• _Activity_: For the word "example", count the lines below that contain it. Give the number alone.

[Start of Attachment]

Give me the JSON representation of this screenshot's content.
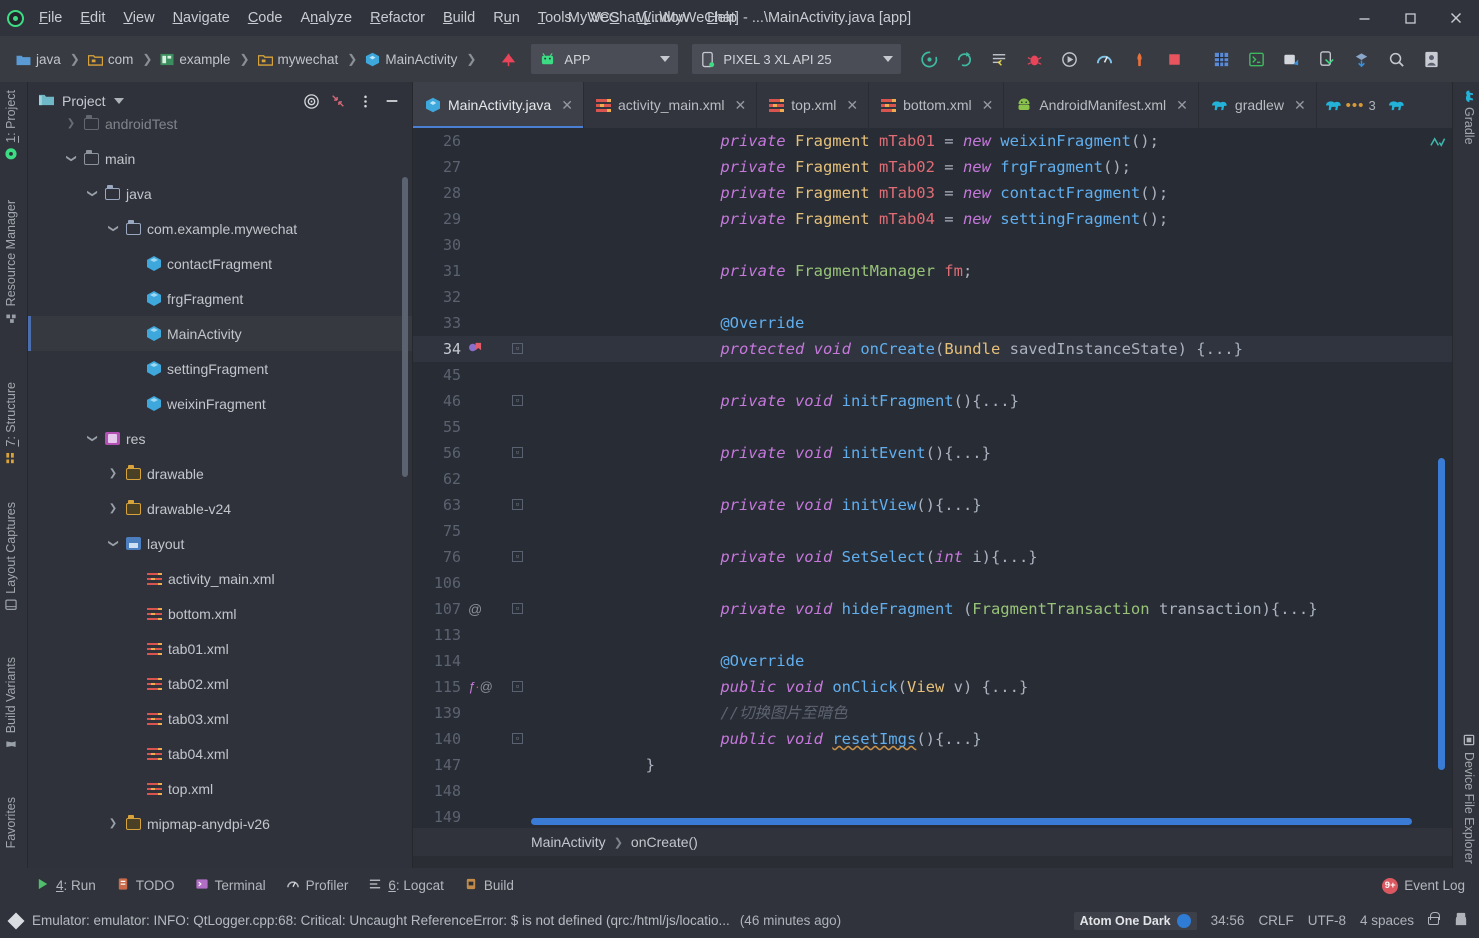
{
  "window": {
    "title": "MyWeChat [...\\MyWeChat] - ...\\MainActivity.java [app]",
    "minimize": "—",
    "maximize": "☐",
    "close": "✕"
  },
  "menu": {
    "items": [
      "File",
      "Edit",
      "View",
      "Navigate",
      "Code",
      "Analyze",
      "Refactor",
      "Build",
      "Run",
      "Tools",
      "VCS",
      "Window",
      "Help"
    ]
  },
  "navbar": {
    "breadcrumbs": [
      {
        "label": "java",
        "icon": "folder-blue-icon"
      },
      {
        "label": "com",
        "icon": "folder-yellow-icon"
      },
      {
        "label": "example",
        "icon": "module-green-icon"
      },
      {
        "label": "mywechat",
        "icon": "folder-yellow-icon"
      },
      {
        "label": "MainActivity",
        "icon": "java-class-icon"
      }
    ],
    "run_config": "APP",
    "device": "PIXEL 3 XL API 25",
    "toolbuttons": [
      "run-icon",
      "debug-rerun-icon",
      "apply-changes-icon",
      "debug-bug-icon",
      "run-with-coverage-icon",
      "profiler-icon",
      "attach-debugger-icon",
      "stop-icon",
      "layout-inspector-icon",
      "terminal-icon",
      "avd-manager-icon",
      "sdk-device-icon",
      "sdk-manager-icon",
      "search-icon",
      "user-avatar-icon"
    ]
  },
  "left_strip": {
    "items": [
      {
        "label": "1: Project",
        "mnemonic": "1",
        "icon": "project-icon"
      },
      {
        "label": "Resource Manager",
        "icon": "resource-manager-icon"
      },
      {
        "label": "7: Structure",
        "mnemonic": "7",
        "icon": "structure-icon"
      },
      {
        "label": "Layout Captures",
        "icon": "layout-captures-icon"
      },
      {
        "label": "Build Variants",
        "icon": "build-variants-icon"
      },
      {
        "label": "Favorites",
        "icon": "favorites-icon"
      }
    ]
  },
  "right_strip": {
    "items": [
      {
        "label": "Gradle",
        "icon": "gradle-elephant-icon"
      },
      {
        "label": "Device File Explorer",
        "icon": "device-file-explorer-icon"
      }
    ]
  },
  "project_panel": {
    "title": "Project",
    "actions": [
      "target-locate-icon",
      "collapse-all-icon",
      "options-menu-icon",
      "hide-icon"
    ],
    "tree": [
      {
        "label": "androidTest",
        "depth": 1,
        "state": "collapsed",
        "icon": "folder-grey-icon",
        "selected": false,
        "dim": true
      },
      {
        "label": "main",
        "depth": 1,
        "state": "expanded",
        "icon": "folder-grey-icon",
        "selected": false
      },
      {
        "label": "java",
        "depth": 2,
        "state": "expanded",
        "icon": "folder-blue-icon",
        "selected": false
      },
      {
        "label": "com.example.mywechat",
        "depth": 3,
        "state": "expanded",
        "icon": "folder-blue-icon",
        "selected": false
      },
      {
        "label": "contactFragment",
        "depth": 4,
        "state": "leaf",
        "icon": "java-class-icon",
        "selected": false
      },
      {
        "label": "frgFragment",
        "depth": 4,
        "state": "leaf",
        "icon": "java-class-icon",
        "selected": false
      },
      {
        "label": "MainActivity",
        "depth": 4,
        "state": "leaf",
        "icon": "java-class-icon",
        "selected": true
      },
      {
        "label": "settingFragment",
        "depth": 4,
        "state": "leaf",
        "icon": "java-class-icon",
        "selected": false
      },
      {
        "label": "weixinFragment",
        "depth": 4,
        "state": "leaf",
        "icon": "java-class-icon",
        "selected": false
      },
      {
        "label": "res",
        "depth": 2,
        "state": "expanded",
        "icon": "res-folder-icon",
        "selected": false
      },
      {
        "label": "drawable",
        "depth": 3,
        "state": "collapsed",
        "icon": "folder-yellow-icon",
        "selected": false
      },
      {
        "label": "drawable-v24",
        "depth": 3,
        "state": "collapsed",
        "icon": "folder-yellow-icon",
        "selected": false
      },
      {
        "label": "layout",
        "depth": 3,
        "state": "expanded",
        "icon": "layout-folder-icon",
        "selected": false
      },
      {
        "label": "activity_main.xml",
        "depth": 4,
        "state": "leaf",
        "icon": "xml-layout-icon",
        "selected": false
      },
      {
        "label": "bottom.xml",
        "depth": 4,
        "state": "leaf",
        "icon": "xml-layout-icon",
        "selected": false
      },
      {
        "label": "tab01.xml",
        "depth": 4,
        "state": "leaf",
        "icon": "xml-layout-icon",
        "selected": false
      },
      {
        "label": "tab02.xml",
        "depth": 4,
        "state": "leaf",
        "icon": "xml-layout-icon",
        "selected": false
      },
      {
        "label": "tab03.xml",
        "depth": 4,
        "state": "leaf",
        "icon": "xml-layout-icon",
        "selected": false
      },
      {
        "label": "tab04.xml",
        "depth": 4,
        "state": "leaf",
        "icon": "xml-layout-icon",
        "selected": false
      },
      {
        "label": "top.xml",
        "depth": 4,
        "state": "leaf",
        "icon": "xml-layout-icon",
        "selected": false
      },
      {
        "label": "mipmap-anydpi-v26",
        "depth": 3,
        "state": "collapsed",
        "icon": "folder-yellow-icon",
        "selected": false
      }
    ]
  },
  "editor_tabs": {
    "tabs": [
      {
        "label": "MainActivity.java",
        "icon": "java-class-icon",
        "active": true,
        "close": "✕"
      },
      {
        "label": "activity_main.xml",
        "icon": "xml-layout-icon",
        "active": false,
        "close": "✕"
      },
      {
        "label": "top.xml",
        "icon": "xml-layout-icon",
        "active": false,
        "close": "✕"
      },
      {
        "label": "bottom.xml",
        "icon": "xml-layout-icon",
        "active": false,
        "close": "✕"
      },
      {
        "label": "AndroidManifest.xml",
        "icon": "android-robot-icon",
        "active": false,
        "close": "✕"
      },
      {
        "label": "gradlew",
        "icon": "gradle-elephant-icon",
        "active": false,
        "close": "✕"
      }
    ],
    "overflow_count": "3",
    "overflow_icon": "more-tabs-icon"
  },
  "editor": {
    "current_line": 34,
    "lines": [
      {
        "num": "26",
        "indent": 2,
        "tokens": [
          {
            "t": "private ",
            "c": "kw"
          },
          {
            "t": "Fragment",
            "c": "typ"
          },
          {
            "t": " mTab01 ",
            "c": "var"
          },
          {
            "t": "= ",
            "c": "op"
          },
          {
            "t": "new ",
            "c": "kw"
          },
          {
            "t": "weixinFragment",
            "c": "fn"
          },
          {
            "t": "();",
            "c": "pl"
          }
        ]
      },
      {
        "num": "27",
        "indent": 2,
        "tokens": [
          {
            "t": "private ",
            "c": "kw"
          },
          {
            "t": "Fragment",
            "c": "typ"
          },
          {
            "t": " mTab02 ",
            "c": "var"
          },
          {
            "t": "= ",
            "c": "op"
          },
          {
            "t": "new ",
            "c": "kw"
          },
          {
            "t": "frgFragment",
            "c": "fn"
          },
          {
            "t": "();",
            "c": "pl"
          }
        ]
      },
      {
        "num": "28",
        "indent": 2,
        "tokens": [
          {
            "t": "private ",
            "c": "kw"
          },
          {
            "t": "Fragment",
            "c": "typ"
          },
          {
            "t": " mTab03 ",
            "c": "var"
          },
          {
            "t": "= ",
            "c": "op"
          },
          {
            "t": "new ",
            "c": "kw"
          },
          {
            "t": "contactFragment",
            "c": "fn"
          },
          {
            "t": "();",
            "c": "pl"
          }
        ]
      },
      {
        "num": "29",
        "indent": 2,
        "tokens": [
          {
            "t": "private ",
            "c": "kw"
          },
          {
            "t": "Fragment",
            "c": "typ"
          },
          {
            "t": " mTab04 ",
            "c": "var"
          },
          {
            "t": "= ",
            "c": "op"
          },
          {
            "t": "new ",
            "c": "kw"
          },
          {
            "t": "settingFragment",
            "c": "fn"
          },
          {
            "t": "();",
            "c": "pl"
          }
        ]
      },
      {
        "num": "30",
        "indent": 0,
        "tokens": []
      },
      {
        "num": "31",
        "indent": 2,
        "tokens": [
          {
            "t": "private ",
            "c": "kw"
          },
          {
            "t": "FragmentManager",
            "c": "fld"
          },
          {
            "t": " fm",
            "c": "var"
          },
          {
            "t": ";",
            "c": "pl"
          }
        ]
      },
      {
        "num": "32",
        "indent": 0,
        "tokens": []
      },
      {
        "num": "33",
        "indent": 2,
        "tokens": [
          {
            "t": "@Override",
            "c": "ann"
          }
        ]
      },
      {
        "num": "34",
        "indent": 2,
        "gutter": "breakpoint-bookmark-icon",
        "fold": true,
        "current": true,
        "tokens": [
          {
            "t": "protected ",
            "c": "kw"
          },
          {
            "t": "void ",
            "c": "kw"
          },
          {
            "t": "onCreate",
            "c": "fn"
          },
          {
            "t": "(",
            "c": "pl"
          },
          {
            "t": "Bundle",
            "c": "typ"
          },
          {
            "t": " savedInstanceState",
            "c": "pl"
          },
          {
            "t": ") {...}",
            "c": "pl"
          }
        ]
      },
      {
        "num": "45",
        "indent": 0,
        "tokens": []
      },
      {
        "num": "46",
        "indent": 2,
        "fold": true,
        "tokens": [
          {
            "t": "private ",
            "c": "kw"
          },
          {
            "t": "void ",
            "c": "kw"
          },
          {
            "t": "initFragment",
            "c": "fn"
          },
          {
            "t": "(){...}",
            "c": "pl"
          }
        ]
      },
      {
        "num": "55",
        "indent": 0,
        "tokens": []
      },
      {
        "num": "56",
        "indent": 2,
        "fold": true,
        "tokens": [
          {
            "t": "private ",
            "c": "kw"
          },
          {
            "t": "void ",
            "c": "kw"
          },
          {
            "t": "initEvent",
            "c": "fn"
          },
          {
            "t": "(){...}",
            "c": "pl"
          }
        ]
      },
      {
        "num": "62",
        "indent": 0,
        "tokens": []
      },
      {
        "num": "63",
        "indent": 2,
        "fold": true,
        "tokens": [
          {
            "t": "private ",
            "c": "kw"
          },
          {
            "t": "void ",
            "c": "kw"
          },
          {
            "t": "initView",
            "c": "fn"
          },
          {
            "t": "(){...}",
            "c": "pl"
          }
        ]
      },
      {
        "num": "75",
        "indent": 0,
        "tokens": []
      },
      {
        "num": "76",
        "indent": 2,
        "fold": true,
        "tokens": [
          {
            "t": "private ",
            "c": "kw"
          },
          {
            "t": "void ",
            "c": "kw"
          },
          {
            "t": "SetSelect",
            "c": "fn"
          },
          {
            "t": "(",
            "c": "pl"
          },
          {
            "t": "int ",
            "c": "kw"
          },
          {
            "t": "i){...}",
            "c": "pl"
          }
        ]
      },
      {
        "num": "106",
        "indent": 0,
        "tokens": []
      },
      {
        "num": "107",
        "indent": 2,
        "gutter": "override-marker-icon",
        "fold": true,
        "tokens": [
          {
            "t": "private ",
            "c": "kw"
          },
          {
            "t": "void ",
            "c": "kw"
          },
          {
            "t": "hideFragment",
            "c": "fn"
          },
          {
            "t": " (",
            "c": "pl"
          },
          {
            "t": "FragmentTransaction",
            "c": "fld"
          },
          {
            "t": " transaction",
            "c": "pl"
          },
          {
            "t": "){...}",
            "c": "pl"
          }
        ]
      },
      {
        "num": "113",
        "indent": 0,
        "tokens": []
      },
      {
        "num": "114",
        "indent": 2,
        "tokens": [
          {
            "t": "@Override",
            "c": "ann"
          }
        ]
      },
      {
        "num": "115",
        "indent": 2,
        "gutter": "implements-override-icon",
        "fold": true,
        "tokens": [
          {
            "t": "public ",
            "c": "kw"
          },
          {
            "t": "void ",
            "c": "kw"
          },
          {
            "t": "onClick",
            "c": "fn"
          },
          {
            "t": "(",
            "c": "pl"
          },
          {
            "t": "View",
            "c": "typ"
          },
          {
            "t": " v) {...}",
            "c": "pl"
          }
        ]
      },
      {
        "num": "139",
        "indent": 2,
        "tokens": [
          {
            "t": "//切换图片至暗色",
            "c": "cm"
          }
        ]
      },
      {
        "num": "140",
        "indent": 2,
        "fold": true,
        "tokens": [
          {
            "t": "public ",
            "c": "kw"
          },
          {
            "t": "void ",
            "c": "kw"
          },
          {
            "t": "resetImgs",
            "c": "fn squig"
          },
          {
            "t": "(){...}",
            "c": "pl"
          }
        ]
      },
      {
        "num": "147",
        "indent": 1,
        "tokens": [
          {
            "t": "}",
            "c": "pl"
          }
        ]
      },
      {
        "num": "148",
        "indent": 0,
        "tokens": []
      },
      {
        "num": "149",
        "indent": 0,
        "tokens": []
      }
    ],
    "inspection_icon": "inspections-ok-icon"
  },
  "breadcrumb": {
    "items": [
      "MainActivity",
      "onCreate()"
    ],
    "separator": "❯"
  },
  "bottom_toolwindows": {
    "items": [
      {
        "label": "4: Run",
        "mnemonic": "4",
        "icon": "run-icon"
      },
      {
        "label": "TODO",
        "icon": "todo-icon"
      },
      {
        "label": "Terminal",
        "icon": "terminal-icon"
      },
      {
        "label": "Profiler",
        "icon": "profiler-icon"
      },
      {
        "label": "6: Logcat",
        "mnemonic": "6",
        "icon": "logcat-icon"
      },
      {
        "label": "Build",
        "icon": "build-icon"
      }
    ],
    "event_log": {
      "label": "Event Log",
      "badge": "9+",
      "icon": "event-log-icon"
    }
  },
  "status_bar": {
    "message": "Emulator: emulator: INFO: QtLogger.cpp:68: Critical: Uncaught ReferenceError: $ is not defined (qrc:/html/js/locatio...",
    "message_time": "(46 minutes ago)",
    "theme": "Atom One Dark",
    "caret": "34:56",
    "line_separator": "CRLF",
    "encoding": "UTF-8",
    "indent": "4 spaces",
    "lock_icon": "unlocked-icon",
    "inspector_icon": "event-notifications-icon",
    "message_icon": "info-diamond-icon",
    "accent_color": "#2f7cd6"
  },
  "colors": {
    "editor_bg": "#282c34",
    "panel_bg": "#2f323a",
    "chrome_bg": "#30333b",
    "accent_blue": "#4b7fd4",
    "keyword": "#c678dd",
    "type": "#e5c07b",
    "function": "#61afef",
    "variable": "#e06c75",
    "field": "#98c379",
    "comment": "#5c6370"
  }
}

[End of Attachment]

• _Expected output_: 2